What is it about the Tampa Bay Rays that bring out the worst in the Red Sox?
Ah, yes, those scrappy, last-place Rays are back in town this weekend for the first time since Ben Zobrist essentially told Red Sox fans where to stick their precious Dustin Pedroia bobbleheads earlier this month. Since we last met – all of a week ago, when the Rays delivered the TKO to Boston’s 10-game losing streak – the Red Sox have ticked off four consecutive wins against the Atlanta Braves, and crawled out of the AL East basement, where the Rays remain like a familiar tenant of yore. In turn, the Rays turned their mini-winning streak into a three-game losing streak against Toronto. Manager Joe Maddon did a cute Skype chat with Sandwich High School students. There were smiles.
This weekend, he’s back in Boston, where he left the last time victorious in a sweep of a doubleheader that the Rays argued vociferously against. Conspiracy theorists suggested the Red Sox refused to reschedule the rainout later in the season because the team had tens of thousands of bobbleheads to give away, and just where are you going to store those? The criticism got to the point where Red Sox CEO Sam Kennedy had to actually say that the Red Sox did not refuse to reschedule the rainout later in the season because it had tens of thousands of bobbleheads to give away.
The Rays and Red Sox do not like each other. This has seemingly always been true since Tampa Bay’s introduction to the league almost 20 years ago. For years the rivalry was about the Devil Rays’ ineptitude, an annual young team never on the rise that reacted out of equal parts frustration and immaturity. When it came to playing the big, bad Red Sox, Tampa players always seemed to understand that Boston was a team it could easily tweak on the field, leading to some of the more memorable baseball dustups in recent memory.
Last Sunday was not one of them.
Was it, as they say, a bonding moment? Hell, I don’t know, but the Red Sox have gone on and won four straight since embarrassing themselves in the Yunel Escobar incident. With a five-run lead on Sunday, the Rays shortstop took third base on defensive indifference, infuriating some members of the Red Sox dugout. Benches cleared, Yo Mama jokes were told, and everybody then went their separate ways.
”There were some words exchanged,” Red Sox manager John Farrell said. ”We’re down five in the seventh, so it’s somewhat a gray area when you shut down the running game.’’
What a flat-out unseemly thing for Farrell to say.
The hypocrisy of it all, of course, is that the Red Sox whined about the Rays running with a five-run lead during a game bookended by contests in which Boston both blew a five-run lead and came back from a five-run deficit.
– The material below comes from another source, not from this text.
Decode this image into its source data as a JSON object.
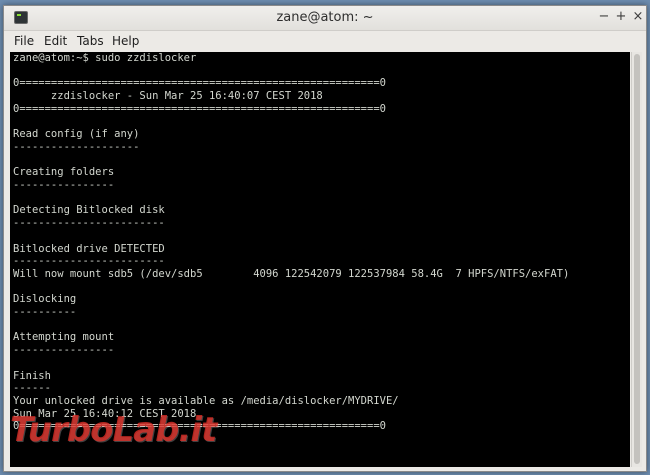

It’s almost as if the baseball gods felt the need to show them how incredibly stupid they looked as a group on Sunday.
It seems that no Rays-Red Sox series goes without any extracurricular drama, whether it be Pedro Martinez vs. Gerald Williams, Coco Crisp vs. James Shield, or Escobar vs. 12 Fraudulent Men. For years, they were mostly treated as one-sided battles, the punk Rays vs. the missionary Red Sox, but in recent years it seems that Boston can’t get enough of trying to disgrace itself against Tampa. Hell, even the front office thought it a good idea to pry Carl Crawford away from the Rays, a $142 million opportunity to thumb their noses at the panhandle. That was fun.
“As far as we’re concerned, it’s over with,” Maddon told the Tampa Tribune when asked if last week’s heated conversation might carry over into this weekend’s series. “It’s time to play baseball. Let’s not worry about all this goofy little trivial (stuff) that means nothing.”
Maybe. But there will be something else to take focus off the field, which, considering the way these two teams have played this season, may not be such a bad ordeal. There is always something with these two teams. When the Red Sox see the Rays on the schedule, say goodbye to Bill Bixby.
After last weekend’s sweep, the Rays are 5-1 against the Red Sox this season, and can try to leapfrog them again this weekend in the standings, where the last-place Rays are only 1 1/2 games behind Boston, which gained a game on Toronto (seven games back) after Thursday’s walk-off win against the Braves. The Sox are going with Brandon Workman against David Price on Friday, Rubby De La Rosa (2-3, 3.04 ERA at Triple-A Pawtucket) vs. Jake Odorizzi, and Jon Lester vs. Alex Cobb on Sunday. Sprinkle in some time for hijinks.
“To me it’s over, total non-issue now,” said Jonny Gomes, so incensed by Escobar last weekend that he ran in from the outfield to deliver the rules of the baseball code. “Given the state of our team, we have to worry about winning games. I think Escobar went out of his way to start something, but that’s over with now.”
We forgot about it. But…
Yes indeed, the Rays are back, which means the Red Sox will be at sanctimony level Defcon 1 over the next few days, with Maddon and Farrell both insisting to show the other how the game is supposed to be played.